Katie Kelly, NY Times
BOULDER, Colo., Nov. 14 — Voters in this liberal college town have approved what environmentalists say may be the nation’s first “carbon tax,” intended to reduce emissions of heat-trapping gases.
The tax, to take effect on April 1, will be based on the number of kilowatt-hours used.

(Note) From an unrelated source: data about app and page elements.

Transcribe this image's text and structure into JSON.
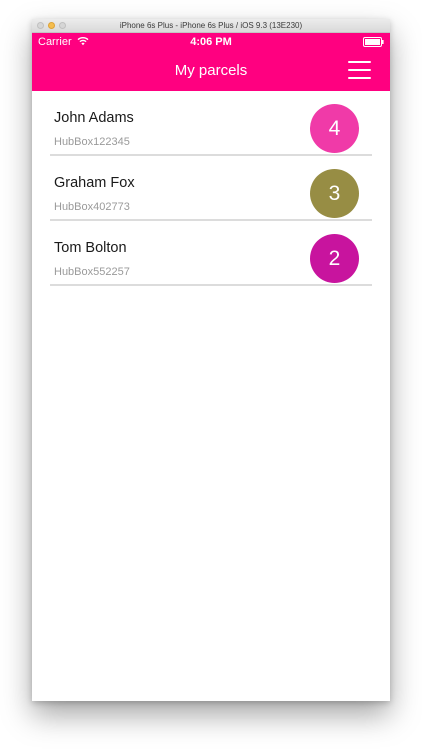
{
  "simulator": {
    "title": "iPhone 6s Plus - iPhone 6s Plus / iOS 9.3 (13E230)"
  },
  "status_bar": {
    "carrier": "Carrier",
    "time": "4:06 PM",
    "wifi_icon": "wifi-icon",
    "battery_icon": "battery-icon"
  },
  "header": {
    "title": "My parcels",
    "menu_icon": "hamburger-menu-icon",
    "background_color": "#ff0080"
  },
  "parcels": [
    {
      "name": "John Adams",
      "hub_id": "HubBox122345",
      "count": "4",
      "badge_color": "#f03aa8"
    },
    {
      "name": "Graham Fox",
      "hub_id": "HubBox402773",
      "count": "3",
      "badge_color": "#978d44"
    },
    {
      "name": "Tom Bolton",
      "hub_id": "HubBox552257",
      "count": "2",
      "badge_color": "#c8149e"
    }
  ]
}
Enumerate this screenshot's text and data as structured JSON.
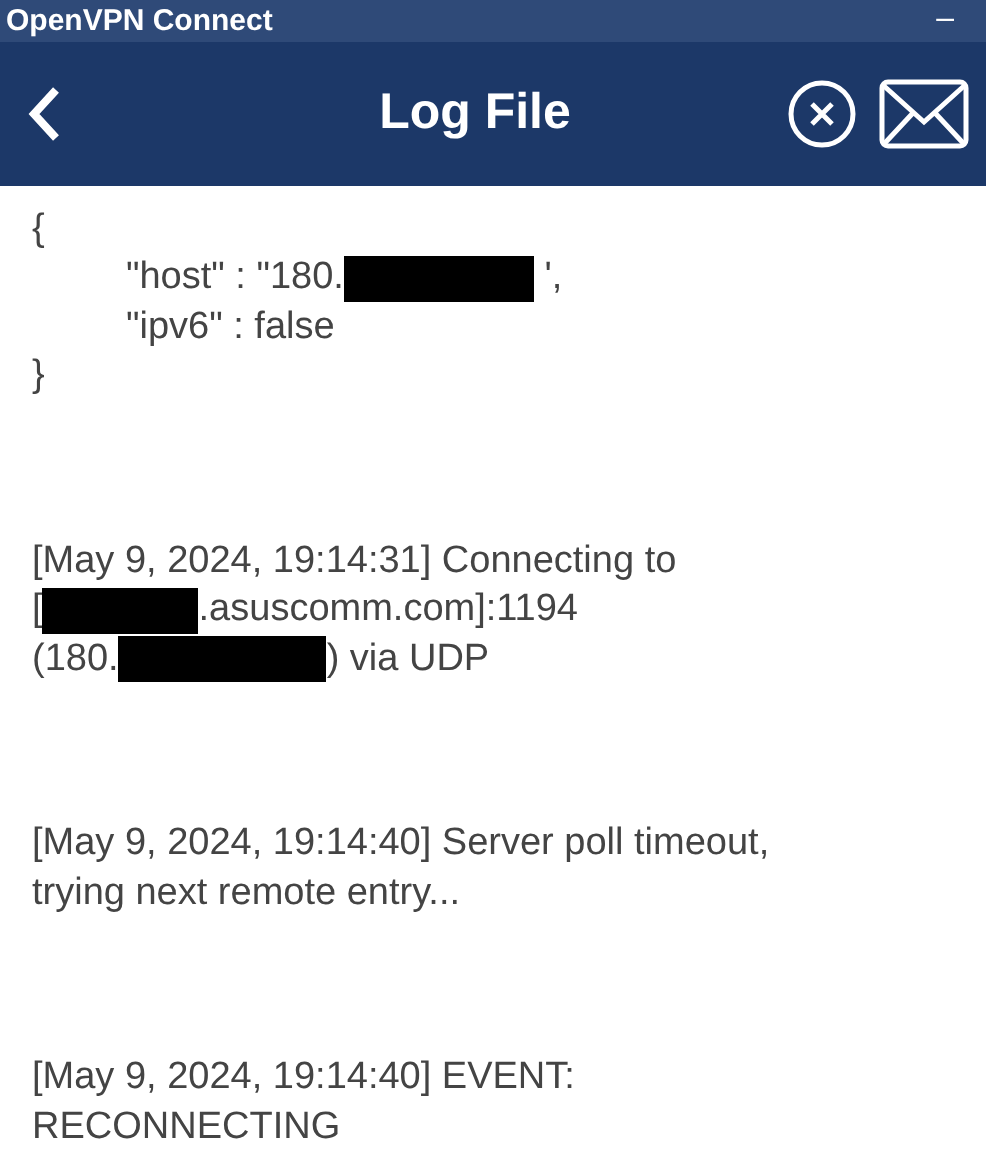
{
  "window": {
    "title": "OpenVPN Connect",
    "minimize": "–"
  },
  "header": {
    "title": "Log File"
  },
  "log": [
    {
      "kind": "object",
      "open": "{",
      "close": "}",
      "children": [
        [
          {
            "kind": "text",
            "text": "\"host\" : \"180."
          },
          {
            "kind": "redacted"
          },
          {
            "kind": "text",
            "text": " ',"
          }
        ],
        [
          {
            "kind": "text",
            "text": "\"ipv6\" : false"
          }
        ]
      ]
    },
    {
      "kind": "message",
      "lines": [
        [
          {
            "kind": "text",
            "text": "[May 9, 2024, 19:14:31] Connecting to"
          }
        ],
        [
          {
            "kind": "text",
            "text": "["
          },
          {
            "kind": "redacted"
          },
          {
            "kind": "text",
            "text": ".asuscomm.com]:1194"
          }
        ],
        [
          {
            "kind": "text",
            "text": "(180."
          },
          {
            "kind": "redacted"
          },
          {
            "kind": "text",
            "text": ") via UDP"
          }
        ]
      ]
    },
    {
      "kind": "message",
      "lines": [
        [
          {
            "kind": "text",
            "text": "[May 9, 2024, 19:14:40] Server poll timeout,"
          }
        ],
        [
          {
            "kind": "text",
            "text": "trying next remote entry..."
          }
        ]
      ]
    },
    {
      "kind": "message",
      "lines": [
        [
          {
            "kind": "text",
            "text": "[May 9, 2024, 19:14:40] EVENT:"
          }
        ],
        [
          {
            "kind": "text",
            "text": "RECONNECTING"
          }
        ]
      ]
    }
  ]
}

Officials say it will add $16 a year to an average homeowner’s electricity bill and $46 for businesses.
City officials said the revenue from the tax — an estimated $6.7 million by 2012, when the goal is to have reduced carbon emissions by 350,000 metric tons — would be collected by the main gas and electric utility, Xcel Energy, and funneled through the city’s Office of Environmental Affairs .

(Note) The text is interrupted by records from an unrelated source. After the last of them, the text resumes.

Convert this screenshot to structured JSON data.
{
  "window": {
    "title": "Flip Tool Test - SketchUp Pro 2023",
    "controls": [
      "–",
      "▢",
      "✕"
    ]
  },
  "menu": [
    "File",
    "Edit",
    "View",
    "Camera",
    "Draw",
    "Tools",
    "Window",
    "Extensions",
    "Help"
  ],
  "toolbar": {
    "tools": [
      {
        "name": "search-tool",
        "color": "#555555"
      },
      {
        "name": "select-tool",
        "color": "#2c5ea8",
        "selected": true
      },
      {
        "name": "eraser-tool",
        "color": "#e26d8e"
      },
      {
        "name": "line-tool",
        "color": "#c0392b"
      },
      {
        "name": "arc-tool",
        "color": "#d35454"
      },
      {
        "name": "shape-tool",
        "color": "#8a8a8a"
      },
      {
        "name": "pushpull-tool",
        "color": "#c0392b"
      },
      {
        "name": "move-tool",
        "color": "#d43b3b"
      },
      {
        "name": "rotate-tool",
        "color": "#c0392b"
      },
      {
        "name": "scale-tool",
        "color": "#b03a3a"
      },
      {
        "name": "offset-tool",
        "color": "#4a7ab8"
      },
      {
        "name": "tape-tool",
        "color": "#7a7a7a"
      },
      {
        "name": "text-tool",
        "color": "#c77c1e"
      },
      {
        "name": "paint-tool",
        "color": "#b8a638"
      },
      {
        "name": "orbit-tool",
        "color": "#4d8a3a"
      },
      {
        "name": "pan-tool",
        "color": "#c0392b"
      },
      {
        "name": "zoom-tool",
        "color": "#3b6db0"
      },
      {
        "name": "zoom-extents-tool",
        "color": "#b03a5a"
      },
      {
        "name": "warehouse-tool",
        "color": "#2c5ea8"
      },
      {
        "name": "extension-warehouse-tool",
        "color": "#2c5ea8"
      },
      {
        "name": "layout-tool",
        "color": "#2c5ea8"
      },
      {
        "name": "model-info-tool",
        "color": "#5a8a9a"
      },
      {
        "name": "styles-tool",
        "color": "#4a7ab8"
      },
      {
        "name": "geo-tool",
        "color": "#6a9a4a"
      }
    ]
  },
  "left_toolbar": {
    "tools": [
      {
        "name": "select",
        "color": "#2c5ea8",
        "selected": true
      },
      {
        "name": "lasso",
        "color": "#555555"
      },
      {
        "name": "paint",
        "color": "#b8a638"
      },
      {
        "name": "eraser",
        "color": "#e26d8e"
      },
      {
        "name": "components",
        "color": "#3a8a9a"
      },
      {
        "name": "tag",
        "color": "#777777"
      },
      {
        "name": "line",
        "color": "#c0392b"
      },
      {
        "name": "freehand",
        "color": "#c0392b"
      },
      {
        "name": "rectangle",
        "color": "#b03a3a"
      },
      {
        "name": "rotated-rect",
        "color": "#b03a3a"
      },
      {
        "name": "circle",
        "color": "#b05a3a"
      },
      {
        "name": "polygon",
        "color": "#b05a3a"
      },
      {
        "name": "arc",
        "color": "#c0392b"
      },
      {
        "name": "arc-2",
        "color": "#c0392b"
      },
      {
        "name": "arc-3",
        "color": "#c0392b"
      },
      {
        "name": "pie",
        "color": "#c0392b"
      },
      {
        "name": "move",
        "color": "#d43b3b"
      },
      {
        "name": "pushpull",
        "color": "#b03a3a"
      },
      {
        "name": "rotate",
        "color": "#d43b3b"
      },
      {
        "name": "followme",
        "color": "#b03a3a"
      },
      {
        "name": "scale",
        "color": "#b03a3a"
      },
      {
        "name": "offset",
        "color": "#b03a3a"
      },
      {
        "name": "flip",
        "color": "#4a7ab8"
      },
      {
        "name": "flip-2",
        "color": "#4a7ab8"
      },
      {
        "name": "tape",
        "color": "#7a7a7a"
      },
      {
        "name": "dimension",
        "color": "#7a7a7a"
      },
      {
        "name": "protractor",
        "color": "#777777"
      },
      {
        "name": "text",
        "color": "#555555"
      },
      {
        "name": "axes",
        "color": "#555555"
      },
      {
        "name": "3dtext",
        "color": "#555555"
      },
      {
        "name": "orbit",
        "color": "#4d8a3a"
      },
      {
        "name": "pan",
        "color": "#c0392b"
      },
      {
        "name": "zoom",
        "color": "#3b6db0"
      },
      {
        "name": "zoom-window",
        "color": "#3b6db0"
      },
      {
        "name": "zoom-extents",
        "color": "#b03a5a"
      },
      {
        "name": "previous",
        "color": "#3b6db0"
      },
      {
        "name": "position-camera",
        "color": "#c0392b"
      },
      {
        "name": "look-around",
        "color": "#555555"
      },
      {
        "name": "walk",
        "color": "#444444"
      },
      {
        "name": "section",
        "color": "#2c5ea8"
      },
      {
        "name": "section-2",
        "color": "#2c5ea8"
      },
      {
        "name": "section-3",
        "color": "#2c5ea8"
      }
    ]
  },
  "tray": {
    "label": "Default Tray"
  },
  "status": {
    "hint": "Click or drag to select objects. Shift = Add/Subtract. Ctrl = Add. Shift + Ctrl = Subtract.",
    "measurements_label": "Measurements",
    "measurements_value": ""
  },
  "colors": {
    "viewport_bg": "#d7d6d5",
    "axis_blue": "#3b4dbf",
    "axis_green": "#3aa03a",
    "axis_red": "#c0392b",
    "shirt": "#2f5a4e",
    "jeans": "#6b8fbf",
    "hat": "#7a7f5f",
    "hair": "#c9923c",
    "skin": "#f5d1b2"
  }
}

The tax is to pay for the “climate action plan,” efforts to “increase energy efficiency in homes and buildings, switch to renewable energy and reduce vehicle miles traveled,” the city’s environmental affairs manager, Jonathan Koehn, said.